Exercise details >>
Scanning the entries below, copy every line that contains the word "icon".
Top of Supplied entries
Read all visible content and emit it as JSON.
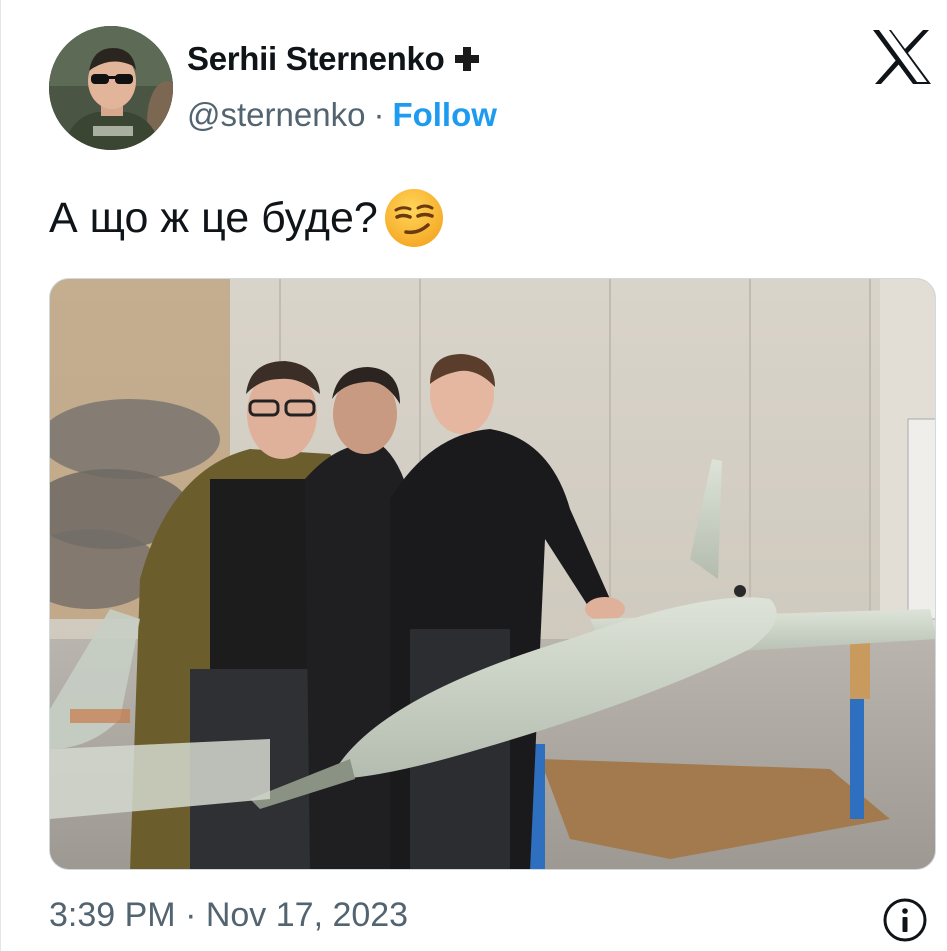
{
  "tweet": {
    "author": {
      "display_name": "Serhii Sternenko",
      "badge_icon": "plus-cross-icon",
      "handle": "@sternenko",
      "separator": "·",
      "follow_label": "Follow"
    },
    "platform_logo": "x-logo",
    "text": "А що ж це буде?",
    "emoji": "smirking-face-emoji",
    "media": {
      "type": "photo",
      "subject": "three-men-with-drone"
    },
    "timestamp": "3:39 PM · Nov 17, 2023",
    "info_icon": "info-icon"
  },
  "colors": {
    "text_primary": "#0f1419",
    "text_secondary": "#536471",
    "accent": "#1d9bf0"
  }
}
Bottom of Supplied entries
Output >>
      "badge_icon": "plus-cross-icon",
    "info_icon": "info-icon"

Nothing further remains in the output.